The research was conducted in the eastern Himalayas, bordering Bhutan, India, Myanmar, Nepal en Tibet. This region is biologically very rich, because two continental plates collide here. The area is also very difficult to pass through and was therefore not well described yet. A WWF drew up an extensive report on the discovered species. They include 16 amphibians, 16 reptiles, 14 fishes, 2 birds, 2 mammals, and over 60 invertebrates. Also 244 plant species were discovered.

One of the more salient discoveries is that of a new primate species, Macaca munzala. The latest primate discovery dates back to over a hundred years ago. This primate lives at an altitude of 2000 to 3500 metres high. Also a new deer species was found, the smallest kind in the world, (Muntiacus putaoensis). Other interesting discoveries were a fish with a snake head (Channa aurantimaculata) and a ‘flying frog’ (Rhacophorus suffry). Also a gecko fossil of more than a million years old was a remarkable find.

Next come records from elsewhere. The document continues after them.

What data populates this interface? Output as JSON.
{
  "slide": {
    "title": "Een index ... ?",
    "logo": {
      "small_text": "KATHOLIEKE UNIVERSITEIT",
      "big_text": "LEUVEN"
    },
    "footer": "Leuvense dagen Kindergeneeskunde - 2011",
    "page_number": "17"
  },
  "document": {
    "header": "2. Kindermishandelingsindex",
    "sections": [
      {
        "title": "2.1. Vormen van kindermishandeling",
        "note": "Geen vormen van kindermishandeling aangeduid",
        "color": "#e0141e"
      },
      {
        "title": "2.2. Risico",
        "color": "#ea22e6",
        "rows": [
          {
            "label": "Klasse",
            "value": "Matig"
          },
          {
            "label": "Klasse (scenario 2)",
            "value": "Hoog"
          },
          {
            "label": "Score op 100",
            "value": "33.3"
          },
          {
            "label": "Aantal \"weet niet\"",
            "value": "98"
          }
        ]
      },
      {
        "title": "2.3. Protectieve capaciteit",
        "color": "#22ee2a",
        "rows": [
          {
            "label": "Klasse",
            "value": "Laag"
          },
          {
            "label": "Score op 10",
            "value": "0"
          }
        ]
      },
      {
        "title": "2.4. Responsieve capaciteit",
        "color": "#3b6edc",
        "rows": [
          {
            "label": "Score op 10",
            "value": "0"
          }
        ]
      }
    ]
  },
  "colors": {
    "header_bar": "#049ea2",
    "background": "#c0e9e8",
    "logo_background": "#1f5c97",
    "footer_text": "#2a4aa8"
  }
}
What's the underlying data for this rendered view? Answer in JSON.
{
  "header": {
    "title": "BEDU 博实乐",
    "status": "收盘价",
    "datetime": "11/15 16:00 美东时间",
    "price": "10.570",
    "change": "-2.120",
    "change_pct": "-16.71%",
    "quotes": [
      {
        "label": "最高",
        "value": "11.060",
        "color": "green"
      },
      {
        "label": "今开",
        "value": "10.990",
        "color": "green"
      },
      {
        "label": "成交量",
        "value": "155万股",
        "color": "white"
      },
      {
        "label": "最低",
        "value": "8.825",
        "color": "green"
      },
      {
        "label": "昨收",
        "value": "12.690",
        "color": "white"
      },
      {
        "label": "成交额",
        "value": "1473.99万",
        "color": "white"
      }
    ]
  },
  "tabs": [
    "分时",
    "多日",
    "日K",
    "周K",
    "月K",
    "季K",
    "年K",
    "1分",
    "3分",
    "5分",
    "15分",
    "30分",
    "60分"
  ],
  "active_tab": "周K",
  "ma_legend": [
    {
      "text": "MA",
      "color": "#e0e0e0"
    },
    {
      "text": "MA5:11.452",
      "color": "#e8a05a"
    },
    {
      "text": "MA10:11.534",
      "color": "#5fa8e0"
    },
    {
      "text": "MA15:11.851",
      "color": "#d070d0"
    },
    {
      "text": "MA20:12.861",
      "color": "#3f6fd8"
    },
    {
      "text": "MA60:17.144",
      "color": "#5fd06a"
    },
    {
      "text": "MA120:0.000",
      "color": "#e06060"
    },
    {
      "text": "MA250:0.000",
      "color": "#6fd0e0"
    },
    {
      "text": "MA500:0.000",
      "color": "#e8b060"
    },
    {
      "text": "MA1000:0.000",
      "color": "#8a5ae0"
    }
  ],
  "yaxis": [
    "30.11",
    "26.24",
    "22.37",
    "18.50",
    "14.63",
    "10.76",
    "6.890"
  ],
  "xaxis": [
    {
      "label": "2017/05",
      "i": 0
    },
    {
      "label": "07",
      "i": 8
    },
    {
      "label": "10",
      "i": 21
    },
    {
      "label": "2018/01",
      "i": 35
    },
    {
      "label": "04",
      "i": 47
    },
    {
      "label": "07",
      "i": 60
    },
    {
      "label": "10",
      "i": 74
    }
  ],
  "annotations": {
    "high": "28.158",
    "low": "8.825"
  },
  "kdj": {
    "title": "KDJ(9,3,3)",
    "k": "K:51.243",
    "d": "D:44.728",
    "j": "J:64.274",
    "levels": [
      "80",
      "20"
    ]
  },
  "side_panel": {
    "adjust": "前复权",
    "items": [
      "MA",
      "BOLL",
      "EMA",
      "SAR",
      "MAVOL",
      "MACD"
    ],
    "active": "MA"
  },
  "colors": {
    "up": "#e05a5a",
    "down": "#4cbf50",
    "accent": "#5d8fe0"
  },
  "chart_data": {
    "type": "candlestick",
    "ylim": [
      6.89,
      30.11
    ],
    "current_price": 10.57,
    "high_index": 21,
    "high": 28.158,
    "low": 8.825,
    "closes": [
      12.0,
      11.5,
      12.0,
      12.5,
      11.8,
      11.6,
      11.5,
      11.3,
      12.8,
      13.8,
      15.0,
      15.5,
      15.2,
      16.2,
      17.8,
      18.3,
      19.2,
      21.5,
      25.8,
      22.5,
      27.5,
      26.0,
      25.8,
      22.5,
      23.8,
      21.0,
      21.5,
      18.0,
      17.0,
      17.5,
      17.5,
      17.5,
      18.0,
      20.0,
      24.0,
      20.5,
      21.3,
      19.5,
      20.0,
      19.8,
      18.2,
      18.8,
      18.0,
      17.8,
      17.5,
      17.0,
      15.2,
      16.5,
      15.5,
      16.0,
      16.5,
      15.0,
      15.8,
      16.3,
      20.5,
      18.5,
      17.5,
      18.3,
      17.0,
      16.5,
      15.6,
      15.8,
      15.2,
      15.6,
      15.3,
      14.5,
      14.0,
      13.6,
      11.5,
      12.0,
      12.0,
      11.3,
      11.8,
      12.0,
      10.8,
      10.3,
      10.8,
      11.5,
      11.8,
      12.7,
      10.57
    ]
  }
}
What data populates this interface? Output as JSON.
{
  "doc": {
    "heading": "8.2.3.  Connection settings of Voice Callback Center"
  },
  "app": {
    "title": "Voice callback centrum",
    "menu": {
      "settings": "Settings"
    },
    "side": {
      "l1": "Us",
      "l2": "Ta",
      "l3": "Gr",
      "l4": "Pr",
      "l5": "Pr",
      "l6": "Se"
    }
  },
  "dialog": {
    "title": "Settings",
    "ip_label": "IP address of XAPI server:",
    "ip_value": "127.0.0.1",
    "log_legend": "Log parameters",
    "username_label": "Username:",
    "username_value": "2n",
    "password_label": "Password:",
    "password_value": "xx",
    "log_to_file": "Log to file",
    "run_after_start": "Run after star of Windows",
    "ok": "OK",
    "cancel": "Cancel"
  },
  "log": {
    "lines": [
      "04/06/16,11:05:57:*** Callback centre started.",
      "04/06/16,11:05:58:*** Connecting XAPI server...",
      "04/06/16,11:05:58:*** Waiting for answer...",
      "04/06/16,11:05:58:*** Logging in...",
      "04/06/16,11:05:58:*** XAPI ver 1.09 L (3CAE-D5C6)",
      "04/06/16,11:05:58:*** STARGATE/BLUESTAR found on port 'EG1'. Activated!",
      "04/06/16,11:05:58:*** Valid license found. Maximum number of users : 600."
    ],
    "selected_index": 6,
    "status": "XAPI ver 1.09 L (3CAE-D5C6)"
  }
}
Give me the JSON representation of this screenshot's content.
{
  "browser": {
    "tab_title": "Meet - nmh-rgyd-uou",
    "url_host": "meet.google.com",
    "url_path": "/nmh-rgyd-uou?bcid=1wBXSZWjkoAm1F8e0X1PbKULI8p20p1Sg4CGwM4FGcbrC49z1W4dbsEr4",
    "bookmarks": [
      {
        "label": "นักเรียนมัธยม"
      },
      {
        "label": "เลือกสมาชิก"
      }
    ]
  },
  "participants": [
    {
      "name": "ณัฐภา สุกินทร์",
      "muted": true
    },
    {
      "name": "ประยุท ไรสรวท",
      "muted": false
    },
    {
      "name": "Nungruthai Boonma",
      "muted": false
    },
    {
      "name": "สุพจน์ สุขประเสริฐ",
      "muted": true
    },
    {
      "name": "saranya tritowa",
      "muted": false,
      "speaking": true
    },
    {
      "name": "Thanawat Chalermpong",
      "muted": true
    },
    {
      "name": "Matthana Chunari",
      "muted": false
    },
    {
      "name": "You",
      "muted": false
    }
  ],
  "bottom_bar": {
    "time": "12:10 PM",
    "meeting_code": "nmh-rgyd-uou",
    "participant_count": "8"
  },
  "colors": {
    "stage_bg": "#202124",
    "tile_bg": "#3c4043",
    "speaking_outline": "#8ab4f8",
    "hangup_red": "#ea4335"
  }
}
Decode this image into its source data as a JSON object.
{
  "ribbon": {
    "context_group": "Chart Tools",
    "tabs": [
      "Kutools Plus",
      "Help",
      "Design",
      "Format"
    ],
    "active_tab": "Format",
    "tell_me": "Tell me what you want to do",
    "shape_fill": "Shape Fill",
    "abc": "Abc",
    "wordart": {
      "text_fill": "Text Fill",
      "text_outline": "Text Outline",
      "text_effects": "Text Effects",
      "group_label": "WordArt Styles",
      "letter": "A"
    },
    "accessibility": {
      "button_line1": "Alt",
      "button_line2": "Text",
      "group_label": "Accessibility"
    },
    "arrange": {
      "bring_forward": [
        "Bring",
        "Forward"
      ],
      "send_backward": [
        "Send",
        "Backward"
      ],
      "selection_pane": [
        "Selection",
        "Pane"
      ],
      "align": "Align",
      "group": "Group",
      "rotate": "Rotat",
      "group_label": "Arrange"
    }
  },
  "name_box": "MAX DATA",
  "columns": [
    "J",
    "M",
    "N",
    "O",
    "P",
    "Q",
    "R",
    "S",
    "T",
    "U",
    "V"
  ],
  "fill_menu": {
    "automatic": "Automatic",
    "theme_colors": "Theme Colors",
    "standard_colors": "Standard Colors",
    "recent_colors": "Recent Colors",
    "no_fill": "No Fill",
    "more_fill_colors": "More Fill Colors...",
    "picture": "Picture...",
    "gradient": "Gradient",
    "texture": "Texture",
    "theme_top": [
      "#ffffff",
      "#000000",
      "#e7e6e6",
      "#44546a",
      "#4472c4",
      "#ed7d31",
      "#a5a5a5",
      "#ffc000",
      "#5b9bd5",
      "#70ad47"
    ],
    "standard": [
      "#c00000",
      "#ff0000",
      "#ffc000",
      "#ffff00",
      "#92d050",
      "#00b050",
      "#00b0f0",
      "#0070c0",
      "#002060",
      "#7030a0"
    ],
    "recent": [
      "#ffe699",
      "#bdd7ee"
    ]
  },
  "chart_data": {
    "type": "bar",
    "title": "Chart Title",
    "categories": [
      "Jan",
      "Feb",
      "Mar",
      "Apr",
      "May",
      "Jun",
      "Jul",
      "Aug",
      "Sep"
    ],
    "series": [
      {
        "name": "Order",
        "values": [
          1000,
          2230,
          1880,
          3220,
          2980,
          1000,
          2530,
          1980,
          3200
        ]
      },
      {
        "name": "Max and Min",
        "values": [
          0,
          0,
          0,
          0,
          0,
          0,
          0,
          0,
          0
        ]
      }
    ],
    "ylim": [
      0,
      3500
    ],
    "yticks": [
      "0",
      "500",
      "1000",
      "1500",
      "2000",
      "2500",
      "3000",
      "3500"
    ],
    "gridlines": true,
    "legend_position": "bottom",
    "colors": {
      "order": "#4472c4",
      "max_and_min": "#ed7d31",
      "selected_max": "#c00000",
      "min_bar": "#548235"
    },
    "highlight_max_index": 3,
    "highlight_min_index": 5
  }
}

The scientists were impressed by the biological richness of the region. The region suffers greatly from global warming. Therefore, the head of the WWF stresses the importance of climate change. ‘If global warming is not stopped, these natural riches will disappear forever’.

The complete report ‘The Eastern Himalayas – Where Worlds Collide’ can be read and downloaded from the website of the WWF.